Catcher is one of most difficult positions to play. It takes practice and determination to become a quality catcher. Hopefully this section will provide you with some information to help you on your way.
Take your stretching and conditioning seriously. Often pregame or practice stretching and conditioning is done half-heartedly by many position players. As a catcher you are in a position that is physically more demanding than any position on the field. Your ability to avoid injury and play the position for many years requires that you are well conditioned.
Talk to the starting pitcher after he has completed his warm-up. How does he feel? How is his control? What pitches is he having trouble with? What pitches are working well? Compare that with your impression from his warm-up. Use the information above to come up with an approach for the first time through the lineup. After a couple of innings you may notice that things that weren't working during the warm-up are working now.

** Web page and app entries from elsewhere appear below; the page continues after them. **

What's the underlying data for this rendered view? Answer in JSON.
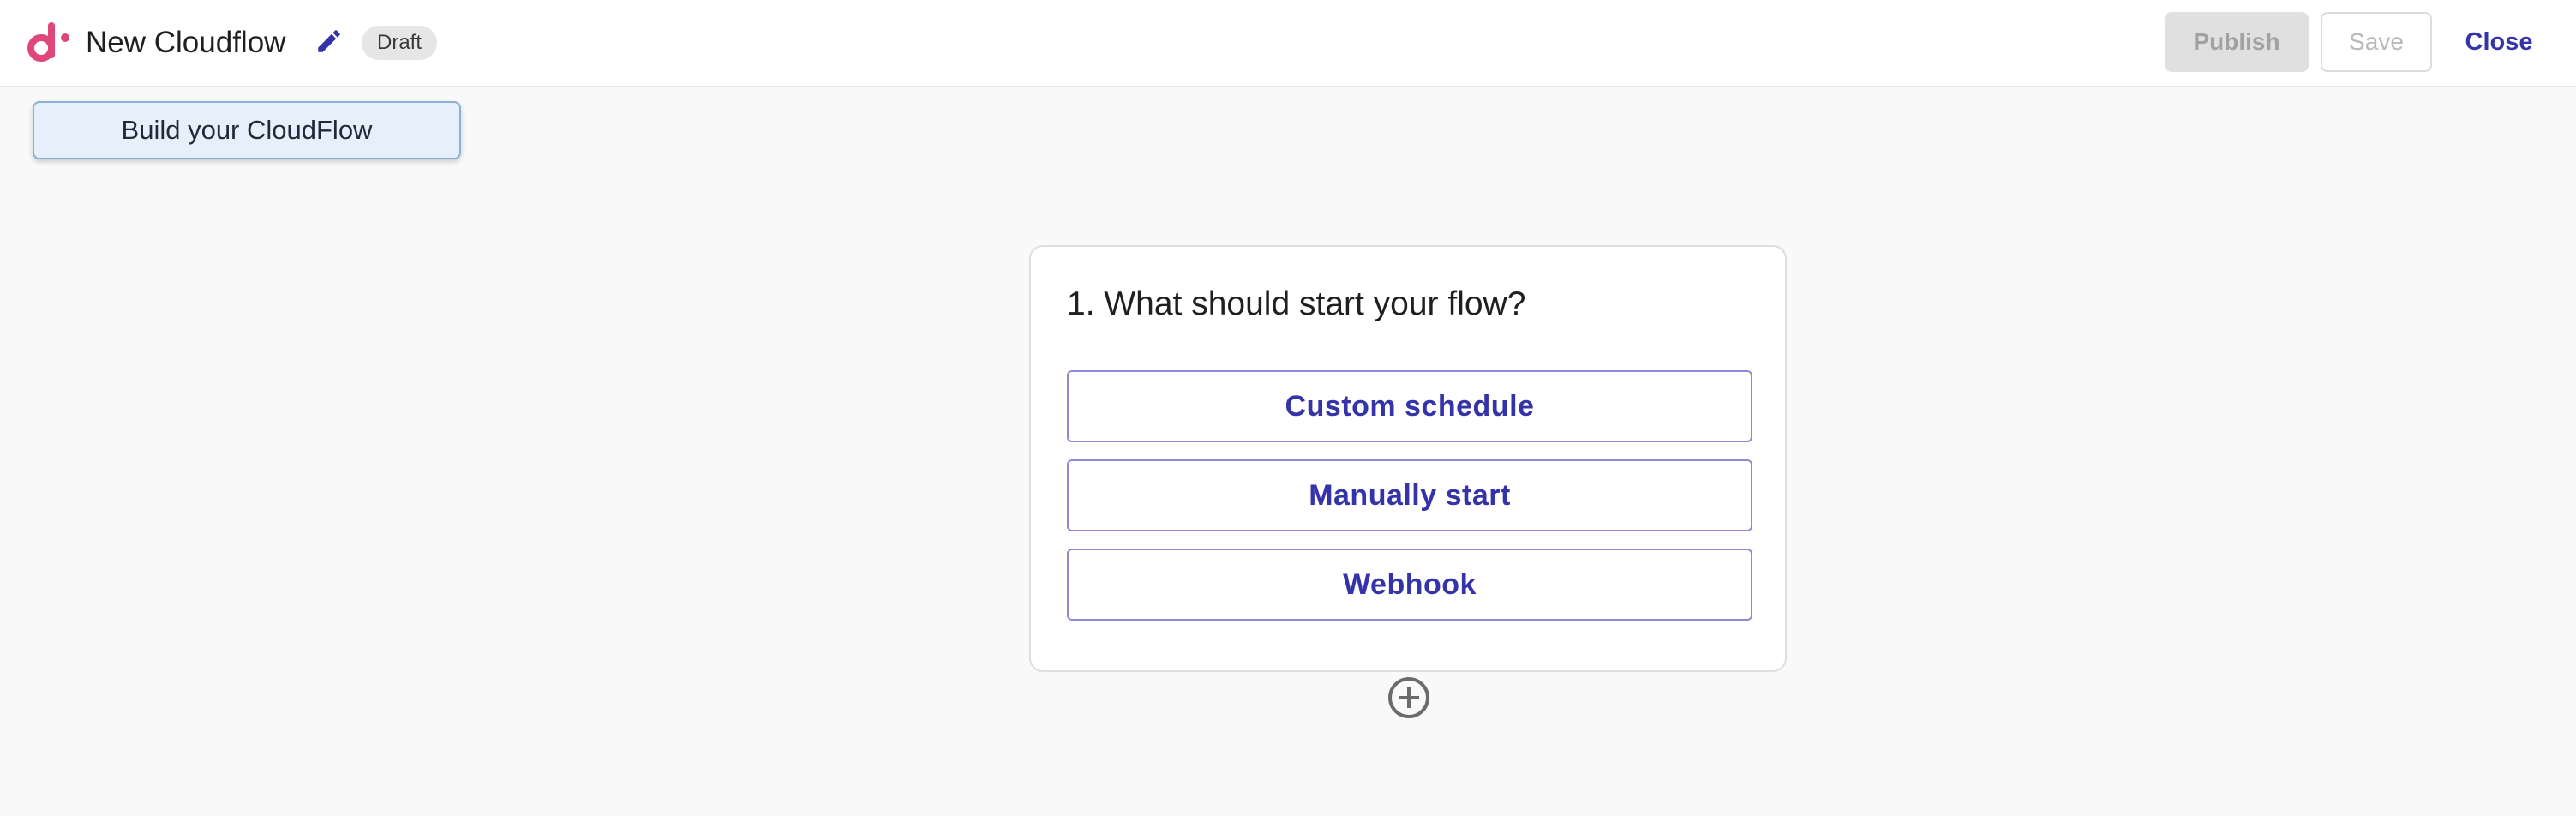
{
  "header": {
    "title": "New Cloudflow",
    "status_badge": "Draft",
    "publish_label": "Publish",
    "save_label": "Save",
    "close_label": "Close"
  },
  "builder_tab": {
    "label": "Build your CloudFlow"
  },
  "trigger_card": {
    "title": "1. What should start your flow?",
    "options": [
      {
        "label": "Custom schedule"
      },
      {
        "label": "Manually start"
      },
      {
        "label": "Webhook"
      }
    ]
  },
  "icons": {
    "logo": "logo-icon",
    "edit": "pencil-icon",
    "add_step": "plus-circle-icon"
  },
  "colors": {
    "brand_pink": "#e0457b",
    "accent": "#3433a8",
    "option_border": "#8c89d8",
    "disabled_bg": "#e0e0e0",
    "disabled_text": "#a2a2a2"
  }
}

A pitcher with arm trouble won't be a pitcher for long. The same holds true for a catcher. Make sure you warm-up properly for each practice and game. Throw as much as you can to build arm strength and make sure you always warm-up slowly.